Jonathan Bernstein made a funny, but we both know it is very serious. He compared two articles. First, Alex Massie‘s attack on Russell Brand’s “all those liberal politicians are really conservative” game. Second, Ramesh Ponnuru and Rich Lowry‘s attack on the “radical” wing of the Republican Party. He wrote, “One of them was about ‘an adolescent extremist whose hatred of politics is matched by his ignorance’—want to guess which one?” The joke is that although it was a description of Brand, it could easily have been a description of Ted Cruz or any number of other Republicans.
Bernstein’s article is about how it is good that Ponnuru and Lowry are calling out the Republican crazies, but that it is being done very gently. As he notes, “Indeed, Ponnuru and Lowry’s five-screen attack on the radicals is packed full of ‘on the other hand’ and ‘to be sure’ qualifications, so much so that at times it’s hard to tell whether the point is convincing convincable conservatives or if it’s to do just enough to be able to claim credit for being on the side of sanity.” My question is why this is. Why is it is that liberals have no problem calling out their own extremists but conservatives never do it.
I think I know the answer: conservatives agree on the essentials whereas liberals have a fair amount of disagreement as to where they are headed. Put another way, the Republicans have an extremely small tent and the Democrats have an unbelievable large tent. I get tired of pointing this out again and again and again. Republicans disagree about urgency. They disagree about tactics. But they do not disagree about goals. And those goals are stunningly archaic.
In a time and place where all land is owned and a man literally cannot make his own way, they want to ossify social positions because they think that they are currently about right. As I quoted social psychologist Paul Piff before, “Let’s imagine that you’re invited to a game of Monopoly. And you arrive at this game to find out that all the property’s been divided up. All of the money has already been handed out. But you’re told, ‘Hey: go ahead and sit down. Play the game; we’re going to give you a chance to play just like everyone else.'” That’s the way all Republicans want the world to be. That’s how they define “equality of opportunity.”
In contrast, Democrats really do disagree about where we are going. This ranges from people who want only what we have now but with perhaps a slightly stronger safety net to people like Russell Brand who want guaranteed minimum incomes. (I’m guessing; I don’t really follow or care about Brand.) But with all of our breadth, what we don’t have are extremists like the Tea Party folk. On the left, that would be equivalent to people calling for the workers to own the means of production. The catastrophe of the Soviet Union long ago scared liberals away from those kinds of ideas. But strangely right wing military dictatorships (eg Augusto Pinochet) have not scared the right away from their path.
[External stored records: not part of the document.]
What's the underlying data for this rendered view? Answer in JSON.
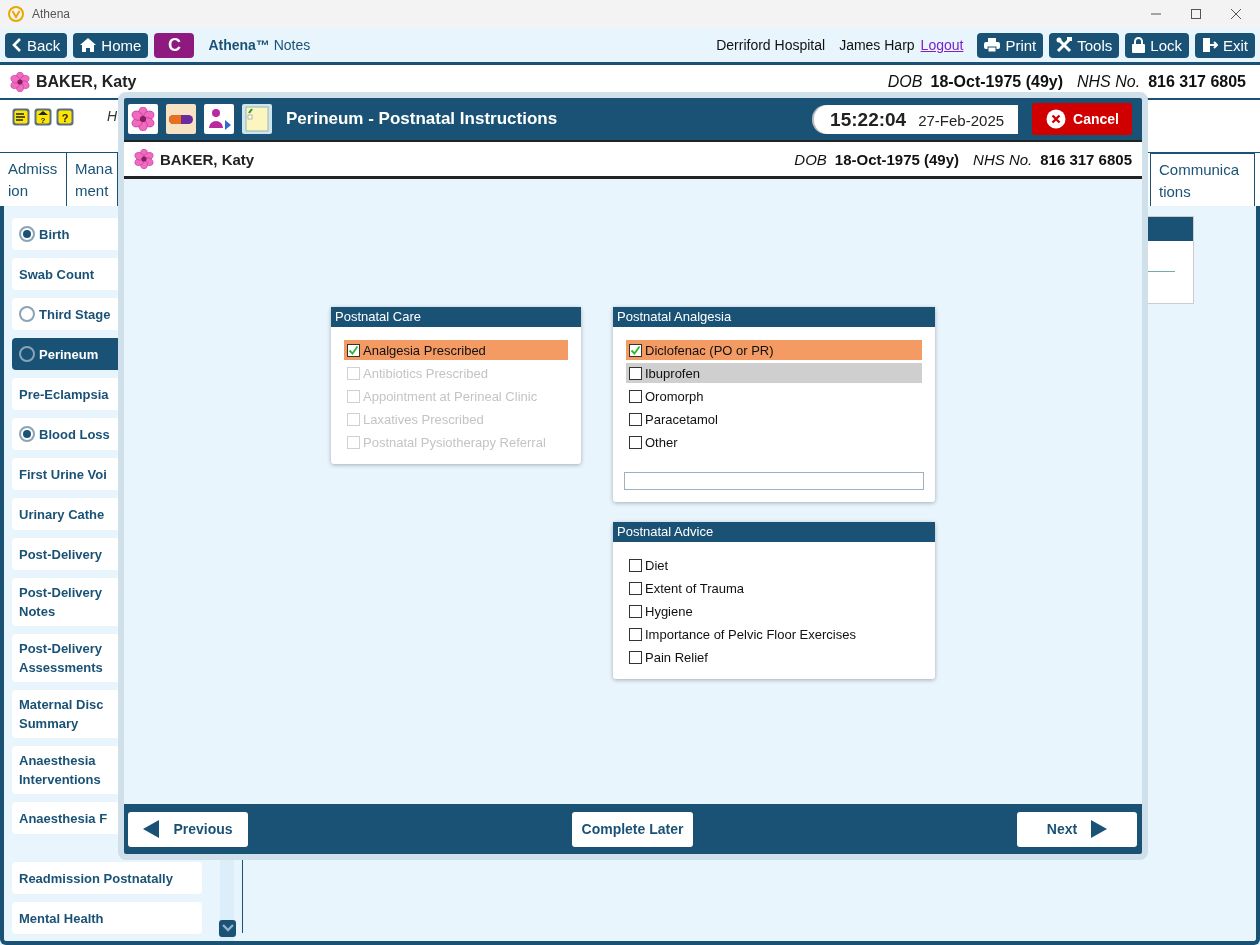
{
  "window": {
    "title": "Athena"
  },
  "toolbar": {
    "nav": [
      {
        "label": "Back",
        "kind": "back"
      },
      {
        "label": "Home",
        "kind": "home"
      }
    ],
    "badge": "C",
    "app_name": "**Athena™** Notes",
    "hospital": "Derriford Hospital",
    "user": "James Harp",
    "logout": "Logout",
    "actions": [
      {
        "label": "Print",
        "kind": "print"
      },
      {
        "label": "Tools",
        "kind": "tools"
      },
      {
        "label": "Lock",
        "kind": "lock"
      },
      {
        "label": "Exit",
        "kind": "exit"
      }
    ]
  },
  "patient": {
    "name": "BAKER, Katy",
    "dob_label": "DOB",
    "dob": "18-Oct-1975 (49y)",
    "nhs_label": "NHS No.",
    "nhs": "816 317 6805"
  },
  "alert_icons": [
    {
      "kind": "hand"
    },
    {
      "kind": "house_help",
      "glyph": "?"
    },
    {
      "kind": "help",
      "glyph": "?"
    }
  ],
  "alert_text": "H",
  "tabs": [
    {
      "label": "Admiss ion",
      "selected": false
    },
    {
      "label": "Mana ment",
      "selected": false
    },
    {
      "label": "Communica tions",
      "selected": false
    }
  ],
  "sidebar": {
    "groups": [
      {
        "items": [
          {
            "label": "Birth",
            "kind": "radio",
            "checked": true,
            "selected": false
          },
          {
            "label": "Swab Count",
            "kind": "plain",
            "selected": false
          },
          {
            "label": "Third Stage",
            "kind": "radio",
            "checked": false,
            "selected": false
          },
          {
            "label": "Perineum",
            "kind": "radio",
            "checked": false,
            "selected": true
          },
          {
            "label": "Pre-Eclampsia",
            "kind": "plain",
            "selected": false
          },
          {
            "label": "Blood Loss",
            "kind": "radio",
            "checked": true,
            "selected": false
          },
          {
            "label": "First Urine Voi",
            "kind": "plain",
            "selected": false
          },
          {
            "label": "Urinary Cathe",
            "kind": "plain",
            "selected": false
          },
          {
            "label": "Post-Delivery",
            "kind": "plain",
            "selected": false
          },
          {
            "label": "Post-Delivery Notes",
            "kind": "plain",
            "selected": false
          },
          {
            "label": "Post-Delivery Assessments",
            "kind": "plain",
            "selected": false
          },
          {
            "label": "Maternal Disc Summary",
            "kind": "plain",
            "selected": false
          },
          {
            "label": "Anaesthesia Interventions",
            "kind": "plain",
            "selected": false
          },
          {
            "label": "Anaesthesia F",
            "kind": "plain",
            "selected": false
          }
        ]
      },
      {
        "items": [
          {
            "label": "Readmission Postnatally",
            "kind": "plain",
            "selected": false
          },
          {
            "label": "Mental Health",
            "kind": "plain",
            "selected": false
          }
        ]
      }
    ]
  },
  "dialog": {
    "title": "Perineum - Postnatal Instructions",
    "time": "15:22:04",
    "date": "27-Feb-2025",
    "cancel": "Cancel",
    "patient": {
      "name": "BAKER, Katy",
      "dob_label": "DOB",
      "dob": "18-Oct-1975 (49y)",
      "nhs_label": "NHS No.",
      "nhs": "816 317 6805"
    },
    "columns": [
      {
        "panels": [
          {
            "title": "Postnatal Care",
            "kind": "plain",
            "items": [
              {
                "label": "Analgesia Prescribed",
                "checked": true,
                "disabled": false,
                "focused": false
              },
              {
                "label": "Antibiotics Prescribed",
                "checked": false,
                "disabled": true,
                "focused": false
              },
              {
                "label": "Appointment at Perineal Clinic",
                "checked": false,
                "disabled": true,
                "focused": false
              },
              {
                "label": "Laxatives Prescribed",
                "checked": false,
                "disabled": true,
                "focused": false
              },
              {
                "label": "Postnatal Pysiotherapy Referral",
                "checked": false,
                "disabled": true,
                "focused": false
              }
            ]
          }
        ]
      },
      {
        "panels": [
          {
            "title": "Postnatal Analgesia",
            "kind": "with_field",
            "items": [
              {
                "label": "Diclofenac (PO or PR)",
                "checked": true,
                "disabled": false,
                "focused": false
              },
              {
                "label": "Ibuprofen",
                "checked": false,
                "disabled": false,
                "focused": true
              },
              {
                "label": "Oromorph",
                "checked": false,
                "disabled": false,
                "focused": false
              },
              {
                "label": "Paracetamol",
                "checked": false,
                "disabled": false,
                "focused": false
              },
              {
                "label": "Other",
                "checked": false,
                "disabled": false,
                "focused": false
              }
            ]
          },
          {
            "title": "Postnatal Advice",
            "kind": "plain",
            "items": [
              {
                "label": "Diet",
                "checked": false,
                "disabled": false,
                "focused": false
              },
              {
                "label": "Extent of Trauma",
                "checked": false,
                "disabled": false,
                "focused": false
              },
              {
                "label": "Hygiene",
                "checked": false,
                "disabled": false,
                "focused": false
              },
              {
                "label": "Importance of Pelvic Floor Exercises",
                "checked": false,
                "disabled": false,
                "focused": false
              },
              {
                "label": "Pain Relief",
                "checked": false,
                "disabled": false,
                "focused": false
              }
            ]
          }
        ]
      }
    ],
    "footer": [
      {
        "label": "Previous",
        "kind": "previous"
      },
      {
        "label": "Complete Later",
        "kind": "plain"
      },
      {
        "label": "Next",
        "kind": "next"
      }
    ]
  }
}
It is tiring to see people like Ponnuru and Lowry applauded every time they write articles that make the gentlest of criticism of the conservative movement. Do you know what Rich Lowry was talking about the last time I wrote about him? How Ted Cruz would flummox liberals because he was a smart Ivy Leaguer who thought like Sarah Palin. Ponnuru, of course, is a good critic of his own side. But he is careful in the extreme. And when he talks policy, he is as foolish as most other conservatives. The main thing, though, is that both men agree with Ted Cruz and company with regards to what they want. They would just like these crazies to be smarter about getting to their promised land where all the poor will get their just, painful, but brief death.
Don’t be like Russell Brand: they can only win if you do not vote. Election day is 4 November 2014!
 This is clearly not the case for someone like Josh Barro, but even I have a hard time calling him anything but a good old fashioned liberal. And most Republicans would balk at this description of their goals, but this is what the policies that they want would produce. In May of this year, Avik Roy wrote that “equality of opportunity” was nothing more than simply not having laws forbidding people from doing something. In other words, as long as you don’t live in a caste system, you have equality of opportunity. So it isn’t like I’m being hyperbolic here.